Through living on a canal boat – I had to be very conscious of what I was putting down my drains, so I made the switch to natural products/cleaners/ cosmetics and through that also noticed I wasn’t buying plastic packaging anymore. I refill my washing up liquid at Better Food – use soy wax wraps instead of cling film – made Tupperware my best friend and take my reusable water bottle everywhere with me!
City to Sea’s refill app has made it so much easier to never need to buy water in the city again – in those moments when I do have to buy packaging I try to stick to tinned foods and glass (they can be recycled lots).
What would you say to convince others to take action on plastic?
You can make a difference. Your example alone will inspire others.
What do you think your industry/peers should be doing to make a difference collectively?
Whether you work in a school/office/swimming pool/on the moon – there are always ways to reduce waste – and you’d be surprised by how on board people can be!
Look to buy in bulk to save money and packaging and look at where can you reuse things. Could you order toilet roll that comes in paper instead of plastic?
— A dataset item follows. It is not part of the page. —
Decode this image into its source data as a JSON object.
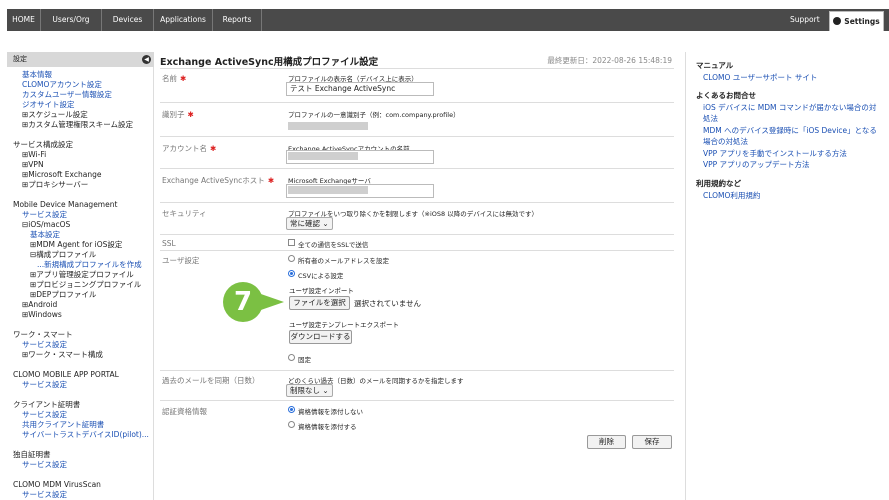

Could you change out polystyrene cups for infinitely reusable mugs? Could you encourage others in your place of work to recycle? Do you really need to print that email?
Alongside these practical changes – we should never underestimate the power of politics – write to you MP about the waste collection in your area – visit your local community garden – help them fundraise? Once you start seeing all the amazing things happening it only adds momentum to the cause.
Can you tell us about some other inspiring plastic pioneers or projects that you admire, and why?
I love the direct action of ‘Plastic Attack’ organising events where people return the plastic packaging to the stores.
City to Sea is incredibly inspiring and I feel hugely privileged to be in a city like Bristol that feels so engaged with this issue. Through direct action, online campaigning, awesome apps and a really cool outlook on the issue, City to Sea has been super inspiring for this project.
There are also amazing charities like Incredible Edible Bristol who plant edible plants in public parks for anyone in the community to enjoy and a whole host of amazing zero waste stores that are striving to make zero waste living more accessible to name a few: Preserve, Zero Green, Harvest Bristol, Earthbound, Wild Oats and Better Food.
How can people find out more about your plastic-free quest?
You can find me on Instagram @wastenotbristol – if everything goes well this year I’ll be running another funding round next year!